Exercise details: Reproduce the listing below character for character; drop every image.

BEGIN Available data

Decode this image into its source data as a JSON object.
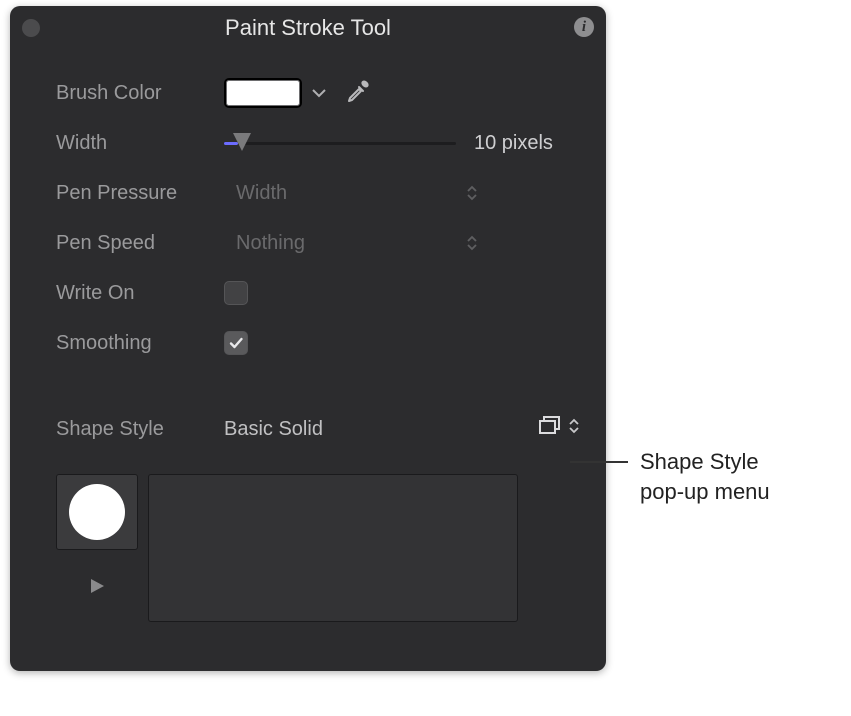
{
  "title": "Paint Stroke Tool",
  "labels": {
    "brush_color": "Brush Color",
    "width": "Width",
    "pen_pressure": "Pen Pressure",
    "pen_speed": "Pen Speed",
    "write_on": "Write On",
    "smoothing": "Smoothing",
    "shape_style": "Shape Style"
  },
  "values": {
    "brush_color_hex": "#ffffff",
    "width_display": "10 pixels",
    "width_slider_pct": 5,
    "pen_pressure_selected": "Width",
    "pen_speed_selected": "Nothing",
    "write_on_checked": false,
    "smoothing_checked": true,
    "shape_style_selected": "Basic Solid"
  },
  "callout": {
    "line1": "Shape Style",
    "line2": "pop-up menu"
  }
}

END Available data

Solution to this exercise:
Decode this image into its source data as a JSON object.
{
  "title": "Paint Stroke Tool",
  "labels": {
    "brush_color": "Brush Color",
    "width": "Width",
    "pen_pressure": "Pen Pressure",
    "pen_speed": "Pen Speed",
    "write_on": "Write On",
    "smoothing": "Smoothing",
    "shape_style": "Shape Style"
  },
  "values": {
    "brush_color_hex": "#ffffff",
    "width_display": "10 pixels",
    "width_slider_pct": 5,
    "pen_pressure_selected": "Width",
    "pen_speed_selected": "Nothing",
    "write_on_checked": false,
    "smoothing_checked": true,
    "shape_style_selected": "Basic Solid"
  },
  "callout": {
    "line1": "Shape Style",
    "line2": "pop-up menu"
  }
}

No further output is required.